After Cargo X we went back to 1967 for Scramble, set to Activities for Orchestra, by Toshi Ichiyanagi and original decor by Frank Stella. Mr. Cunningham abstains from the sweeping movement of typical modern dance, he dislocates and relocates varying body parts and positioning, that is seemingly awkward but delve into true expressionism. The choreography is deeply rooted in the gravitational pull of the body creating landscapes of body shapes and positions.
There is intense focus within the dancers that is evident. They trio for three men created interesting shapes and combinations of movement in relationship to each other. In the solo of Cori Kresge, she rendered complete control, her movement possessing a zen-like quality.
Scramble consisted of slow adagio movements for the women and saccadic movement for the men. The choreography allowed moments of extremely beautiful femininity, emphasized by rotating hand and arm gestures. Lauren Ferguson excelled in her moments of quiet solitude in the stage, her long clean lines and ever-present fluidity of motion was a delight to witness. Stacey Martorana must be mentioned for her ability to effortless technique and sublime flow of movement.
Merce Cunningham’s choreography is about invention and innovation. He utilized unpredictability and irregularity in unprecedented ways that were enhanced by his process of chance. Known for his collaborations with other artist in other mediums he was a true maverick! An era of dance as come to a close and the Merce Cunningham Studio and the Merce Cunningham Dance Company will be greatly missed.
Below an excerpt from Merce’s last work Nearly Ninety
Choreography by Merce Cunningham
Director of Choreography: Robert Swinston
Lighting by Carrie Wood
Cunningham Repertory Understudy Group
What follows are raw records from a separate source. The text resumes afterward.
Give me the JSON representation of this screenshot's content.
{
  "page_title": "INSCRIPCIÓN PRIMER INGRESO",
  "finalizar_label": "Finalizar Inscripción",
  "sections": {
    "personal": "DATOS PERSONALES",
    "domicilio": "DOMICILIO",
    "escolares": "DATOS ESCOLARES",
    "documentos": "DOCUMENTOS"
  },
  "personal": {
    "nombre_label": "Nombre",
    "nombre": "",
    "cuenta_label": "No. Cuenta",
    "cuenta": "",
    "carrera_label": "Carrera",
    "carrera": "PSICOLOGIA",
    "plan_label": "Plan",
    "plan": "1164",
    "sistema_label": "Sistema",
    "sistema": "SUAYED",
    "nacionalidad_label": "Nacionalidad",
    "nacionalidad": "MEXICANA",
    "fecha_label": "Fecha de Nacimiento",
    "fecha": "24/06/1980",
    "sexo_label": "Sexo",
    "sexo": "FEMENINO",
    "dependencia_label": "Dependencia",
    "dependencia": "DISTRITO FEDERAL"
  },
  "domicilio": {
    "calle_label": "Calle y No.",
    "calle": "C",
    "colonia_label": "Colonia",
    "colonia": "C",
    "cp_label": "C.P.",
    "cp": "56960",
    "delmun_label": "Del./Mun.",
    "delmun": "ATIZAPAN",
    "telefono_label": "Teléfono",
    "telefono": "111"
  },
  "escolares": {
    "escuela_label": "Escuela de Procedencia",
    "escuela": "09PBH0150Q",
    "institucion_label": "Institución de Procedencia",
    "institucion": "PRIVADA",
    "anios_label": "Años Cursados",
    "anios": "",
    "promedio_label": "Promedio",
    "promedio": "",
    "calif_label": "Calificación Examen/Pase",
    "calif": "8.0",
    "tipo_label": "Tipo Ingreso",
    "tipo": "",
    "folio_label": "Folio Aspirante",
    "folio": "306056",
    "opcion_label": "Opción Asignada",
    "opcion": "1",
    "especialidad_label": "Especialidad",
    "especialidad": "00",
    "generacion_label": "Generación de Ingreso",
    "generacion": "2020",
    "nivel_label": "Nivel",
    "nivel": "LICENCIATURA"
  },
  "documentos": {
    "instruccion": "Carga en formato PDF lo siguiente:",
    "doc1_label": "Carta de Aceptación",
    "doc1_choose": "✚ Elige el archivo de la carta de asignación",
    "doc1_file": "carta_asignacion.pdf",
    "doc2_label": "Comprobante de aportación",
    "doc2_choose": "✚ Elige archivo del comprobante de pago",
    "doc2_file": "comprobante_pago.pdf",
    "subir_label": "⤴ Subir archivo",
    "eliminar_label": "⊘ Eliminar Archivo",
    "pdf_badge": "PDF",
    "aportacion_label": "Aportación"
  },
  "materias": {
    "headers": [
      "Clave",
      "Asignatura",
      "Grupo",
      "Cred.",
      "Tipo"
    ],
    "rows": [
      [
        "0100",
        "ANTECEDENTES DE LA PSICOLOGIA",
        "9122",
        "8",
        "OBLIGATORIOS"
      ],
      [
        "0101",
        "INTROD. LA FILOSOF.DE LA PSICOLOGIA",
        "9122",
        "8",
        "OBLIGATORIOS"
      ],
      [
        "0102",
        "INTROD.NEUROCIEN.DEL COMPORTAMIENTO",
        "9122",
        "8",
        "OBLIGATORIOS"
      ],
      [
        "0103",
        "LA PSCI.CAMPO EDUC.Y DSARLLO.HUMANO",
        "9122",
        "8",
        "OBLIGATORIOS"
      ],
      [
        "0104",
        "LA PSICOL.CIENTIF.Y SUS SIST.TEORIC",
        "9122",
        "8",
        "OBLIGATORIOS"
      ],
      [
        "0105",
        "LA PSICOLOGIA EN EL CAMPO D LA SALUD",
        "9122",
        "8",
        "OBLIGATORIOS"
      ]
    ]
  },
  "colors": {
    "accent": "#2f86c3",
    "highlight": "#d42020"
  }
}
David Rafael Botana, Cori Kresge, Stacy Martorana, Timothy Emmett Lee Ward
Korhan Basaran, Becky Chaleff, Lauren Ferguson, Antoine Lee, Suzanne Thomas
Merce Cunningham Winter Workshop
January 9 – 13, 2012 / $300
11 am – 12:30 pm Technique
1:30 pm to 4:30 pm Repertory
Under the Direction of Robert Swinston
Repertory: Un jour ou deux
Created by Merce Cunningham for the Opera de Paris